Qualcomm reported record revenue in the first quarter but faces concerns about the accuracy of their numbers reported in China and about being passed over by a major customer, the company said Wednesday during its quarterly report.
A record number of MSM chipsets were sold in the first quarter, up 27 percent year over year to $270 million. Revenue in the first quarter was $7.1 billion, up 7 percent year over year and a record company revenue before tax. Total device sales hit $56.4 billion dollars, Qualcomm President Derek Aberle said.
Earnings per share were $1.34, rising slightly from last quarter.
“We delivered a strong quarter, achieving record quarterly revenues and non-GAAP operating income,” said Chief Executive Officer Steve Mollenkopf.
While positive about the numbers, Aberle also said that some sales may still be unreported and will need to be caught up in the second quarter report. “We continue to believe that some of our Chinese licensees are not reporting all of their sale of licensed products,” he said.
Revenue outlook for Qualcomm’s semiconductor business is down, the company reported in their fiscal earnings, due to “a shift in share among OEMs at the premium tier, which has reduced our near-term opportunity for sales of our integrated Snapdragon processors,” as well as expectations that the Snapdragon 810 processor “will not be in the upcoming design cycle of a large customer’s flagship device,” and increased competition in China.
“China continues to present significant opportunities for us, particularly with the rollout of 3G/4G LTE multimode, but also presents significant challenges, as our business practices continue to be the subject of an investigation by the China National Development and Reform Commission (NDRC),” the company said in its earnings release.
Qualcomm holds $31.6 billion in cash and marketable securities.
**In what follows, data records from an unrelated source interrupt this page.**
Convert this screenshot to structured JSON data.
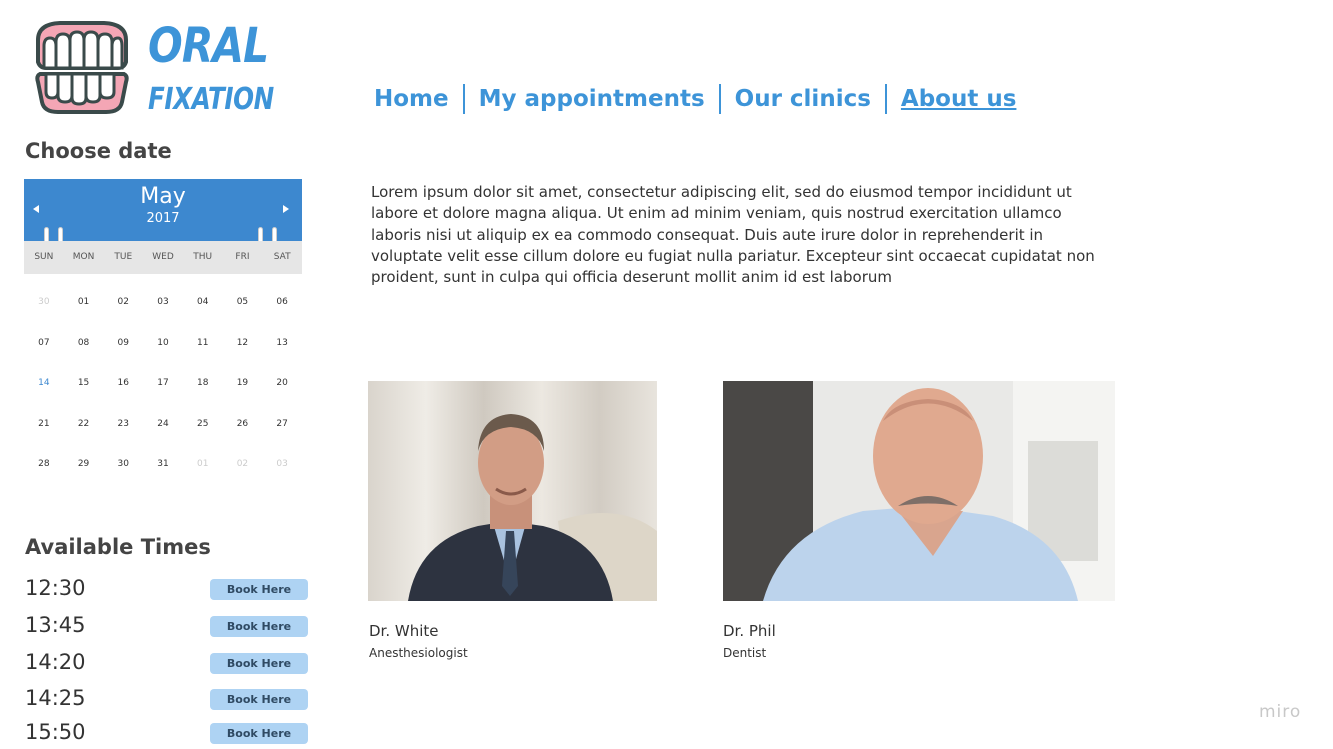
{
  "brand": {
    "name_line1": "ORAL",
    "name_line2": "FIXATION",
    "color": "#3d94d8",
    "gum_color": "#f4a6b5"
  },
  "nav": {
    "items": [
      {
        "label": "Home",
        "active": false
      },
      {
        "label": "My appointments",
        "active": false
      },
      {
        "label": "Our clinics",
        "active": false
      },
      {
        "label": "About us",
        "active": true
      }
    ]
  },
  "date_section": {
    "title": "Choose date"
  },
  "calendar": {
    "month": "May",
    "year": "2017",
    "days_of_week": [
      "SUN",
      "MON",
      "TUE",
      "WED",
      "THU",
      "FRI",
      "SAT"
    ],
    "weeks": [
      [
        "30",
        "01",
        "02",
        "03",
        "04",
        "05",
        "06"
      ],
      [
        "07",
        "08",
        "09",
        "10",
        "11",
        "12",
        "13"
      ],
      [
        "14",
        "15",
        "16",
        "17",
        "18",
        "19",
        "20"
      ],
      [
        "21",
        "22",
        "23",
        "24",
        "25",
        "26",
        "27"
      ],
      [
        "28",
        "29",
        "30",
        "31",
        "01",
        "02",
        "03"
      ]
    ],
    "header_color": "#3d88cf"
  },
  "times_section": {
    "title": "Available Times",
    "book_label": "Book Here",
    "times": [
      "12:30",
      "13:45",
      "14:20",
      "14:25",
      "15:50"
    ]
  },
  "intro": {
    "text": "Lorem ipsum dolor sit amet, consectetur adipiscing elit, sed do eiusmod tempor incididunt ut labore et dolore magna aliqua. Ut enim ad minim veniam, quis nostrud exercitation ullamco laboris nisi ut aliquip ex ea commodo consequat. Duis aute irure dolor in reprehenderit in voluptate velit esse cillum dolore eu fugiat nulla pariatur. Excepteur sint occaecat cupidatat non proident, sunt in culpa qui officia deserunt mollit anim id est laborum"
  },
  "doctors": [
    {
      "name": "Dr. White",
      "role": "Anesthesiologist"
    },
    {
      "name": "Dr. Phil",
      "role": "Dentist"
    }
  ],
  "watermark": "miro"
}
Long term growth drivers remain strong, both in cell phones and automotive and Internet of Things, Mollenkopf said. Demand for global 3G/4G devices continues to grow at a healthy rate, he said, due to high replacement rates and migration.